* _Records excerpted from a collection_
☆ ☆ ☆ ☆
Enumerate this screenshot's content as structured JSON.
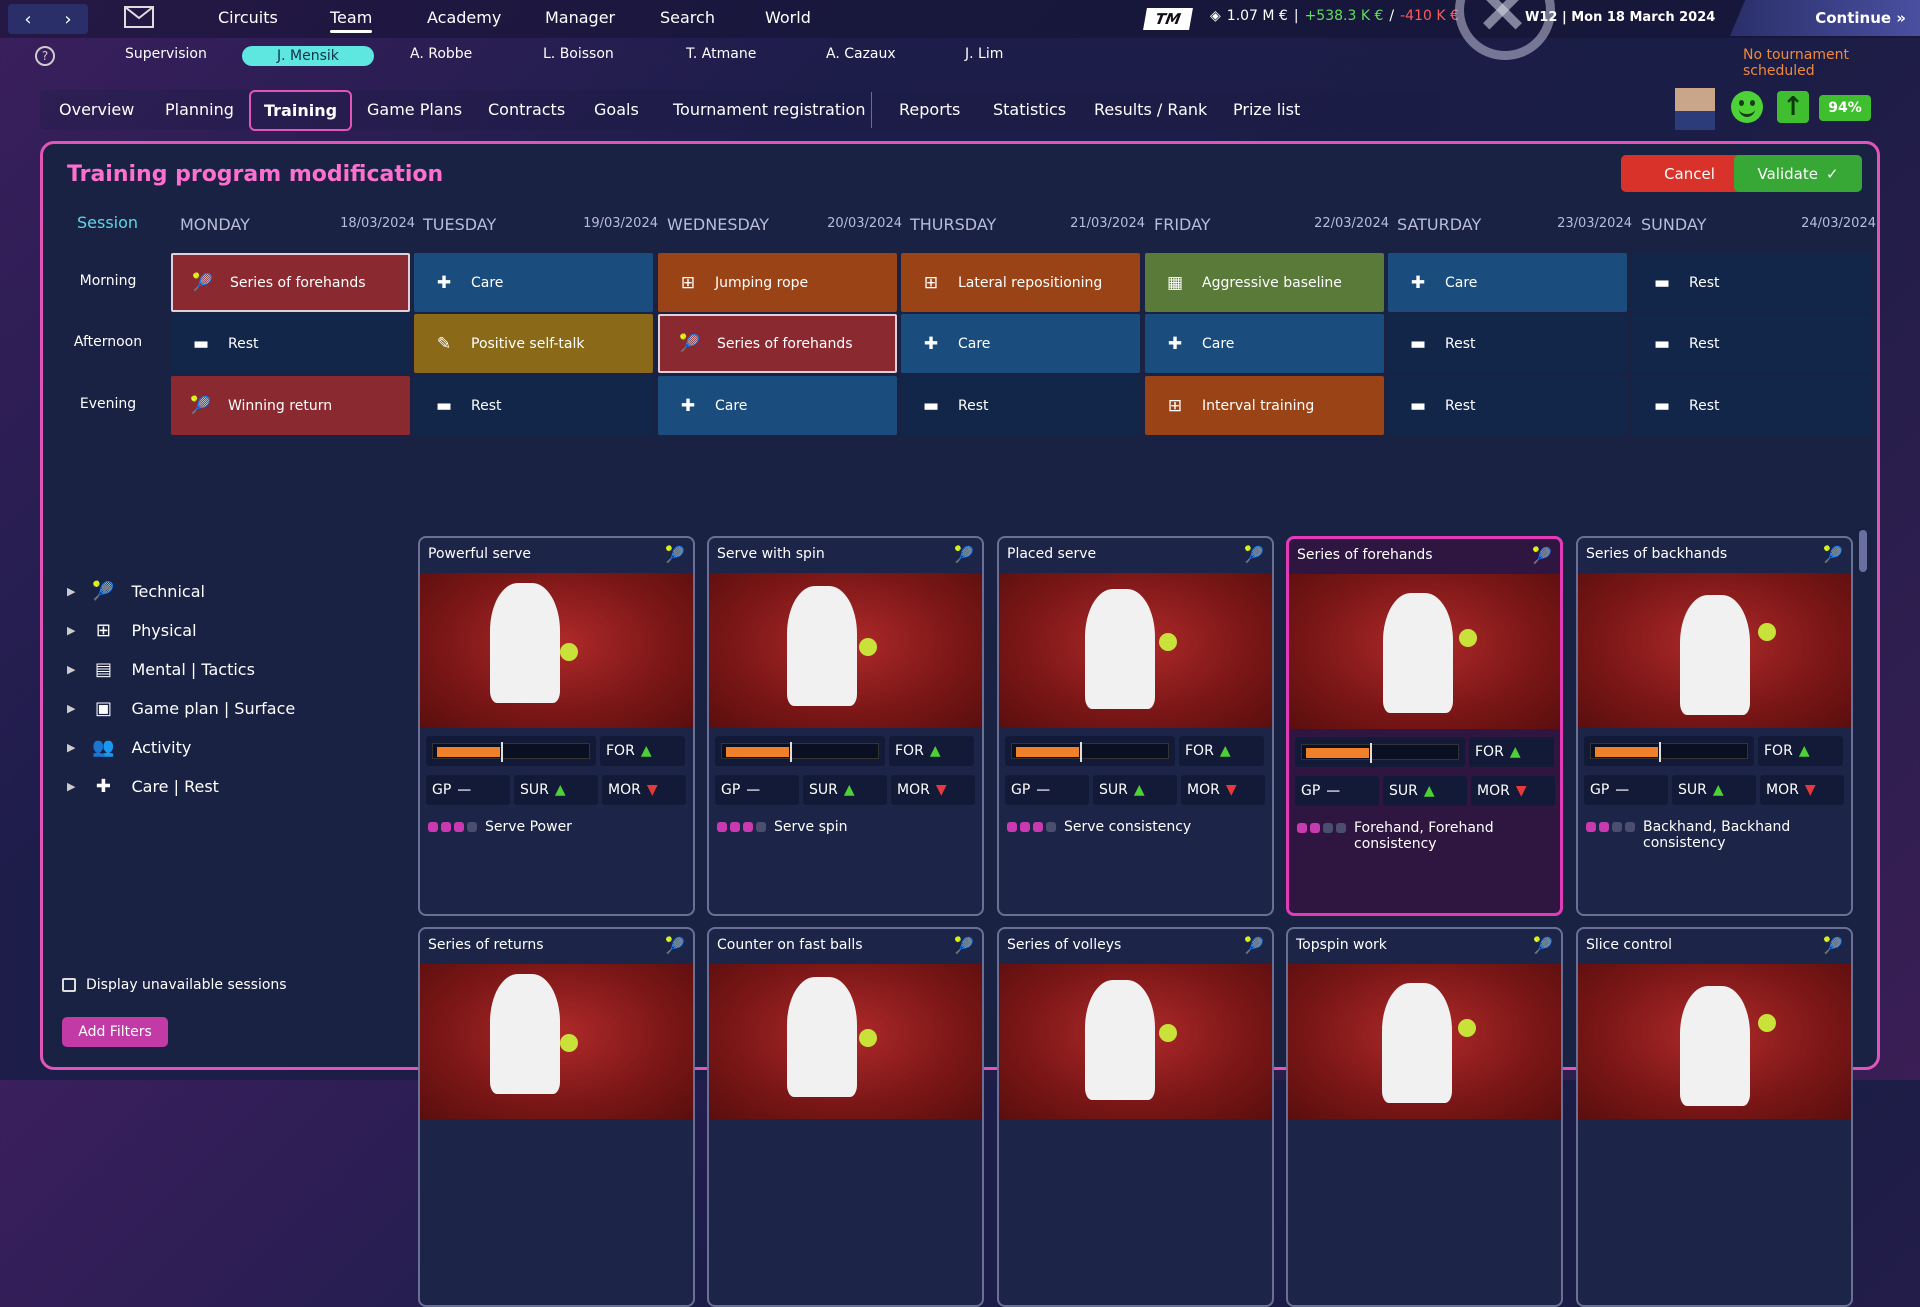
{
  "topbar": {
    "nav": [
      "Circuits",
      "Team",
      "Academy",
      "Manager",
      "Search",
      "World"
    ],
    "active": "Team",
    "logo": "TM",
    "balance": "1.07 M €",
    "income": "+538.3 K €",
    "expense": "-410 K €",
    "date": "W12 | Mon 18 March 2024",
    "continue": "Continue"
  },
  "players": [
    "Supervision",
    "J. Mensik",
    "A. Robbe",
    "L. Boisson",
    "T. Atmane",
    "A. Cazaux",
    "J. Lim"
  ],
  "no_tournament": "No tournament scheduled",
  "tabs": [
    "Overview",
    "Planning",
    "Training",
    "Game Plans",
    "Contracts",
    "Goals",
    "Tournament registration",
    "Reports",
    "Statistics",
    "Results / Rank",
    "Prize list"
  ],
  "status_pct": "94%",
  "panel": {
    "title": "Training program modification",
    "cancel": "Cancel",
    "validate": "Validate",
    "session_label": "Session"
  },
  "days": [
    {
      "name": "MONDAY",
      "date": "18/03/2024"
    },
    {
      "name": "TUESDAY",
      "date": "19/03/2024"
    },
    {
      "name": "WEDNESDAY",
      "date": "20/03/2024"
    },
    {
      "name": "THURSDAY",
      "date": "21/03/2024"
    },
    {
      "name": "FRIDAY",
      "date": "22/03/2024"
    },
    {
      "name": "SATURDAY",
      "date": "23/03/2024"
    },
    {
      "name": "SUNDAY",
      "date": "24/03/2024"
    }
  ],
  "sessions": [
    "Morning",
    "Afternoon",
    "Evening"
  ],
  "schedule": [
    [
      {
        "label": "Series of forehands",
        "type": "tech",
        "sel": true
      },
      {
        "label": "Care",
        "type": "care"
      },
      {
        "label": "Jumping rope",
        "type": "phys"
      },
      {
        "label": "Lateral repositioning",
        "type": "phys"
      },
      {
        "label": "Aggressive baseline",
        "type": "game"
      },
      {
        "label": "Care",
        "type": "care"
      },
      {
        "label": "Rest",
        "type": "rest"
      }
    ],
    [
      {
        "label": "Rest",
        "type": "rest"
      },
      {
        "label": "Positive self-talk",
        "type": "mental"
      },
      {
        "label": "Series of forehands",
        "type": "tech",
        "sel": true
      },
      {
        "label": "Care",
        "type": "care"
      },
      {
        "label": "Care",
        "type": "care"
      },
      {
        "label": "Rest",
        "type": "rest"
      },
      {
        "label": "Rest",
        "type": "rest"
      }
    ],
    [
      {
        "label": "Winning return",
        "type": "tech"
      },
      {
        "label": "Rest",
        "type": "rest"
      },
      {
        "label": "Care",
        "type": "care"
      },
      {
        "label": "Rest",
        "type": "rest"
      },
      {
        "label": "Interval training",
        "type": "phys"
      },
      {
        "label": "Rest",
        "type": "rest"
      },
      {
        "label": "Rest",
        "type": "rest"
      }
    ]
  ],
  "filters": [
    "Technical",
    "Physical",
    "Mental | Tactics",
    "Game plan | Surface",
    "Activity",
    "Care | Rest"
  ],
  "display_unavailable": "Display unavailable sessions",
  "add_filters": "Add Filters",
  "stat_labels": {
    "for": "FOR",
    "gp": "GP",
    "sur": "SUR",
    "mor": "MOR"
  },
  "cards": [
    {
      "title": "Powerful serve",
      "skill": "Serve Power",
      "level": 3,
      "load": 0.45
    },
    {
      "title": "Serve with spin",
      "skill": "Serve spin",
      "level": 3,
      "load": 0.45
    },
    {
      "title": "Placed serve",
      "skill": "Serve consistency",
      "level": 3,
      "load": 0.45
    },
    {
      "title": "Series of forehands",
      "skill": "Forehand, Forehand consistency",
      "level": 2,
      "load": 0.45,
      "hl": true
    },
    {
      "title": "Series of backhands",
      "skill": "Backhand, Backhand consistency",
      "level": 2,
      "load": 0.45
    },
    {
      "title": "Series of returns"
    },
    {
      "title": "Counter on fast balls"
    },
    {
      "title": "Series of volleys"
    },
    {
      "title": "Topspin work"
    },
    {
      "title": "Slice control"
    }
  ]
}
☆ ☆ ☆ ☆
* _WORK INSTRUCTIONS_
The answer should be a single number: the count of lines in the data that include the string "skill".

* _SOLUTION_
5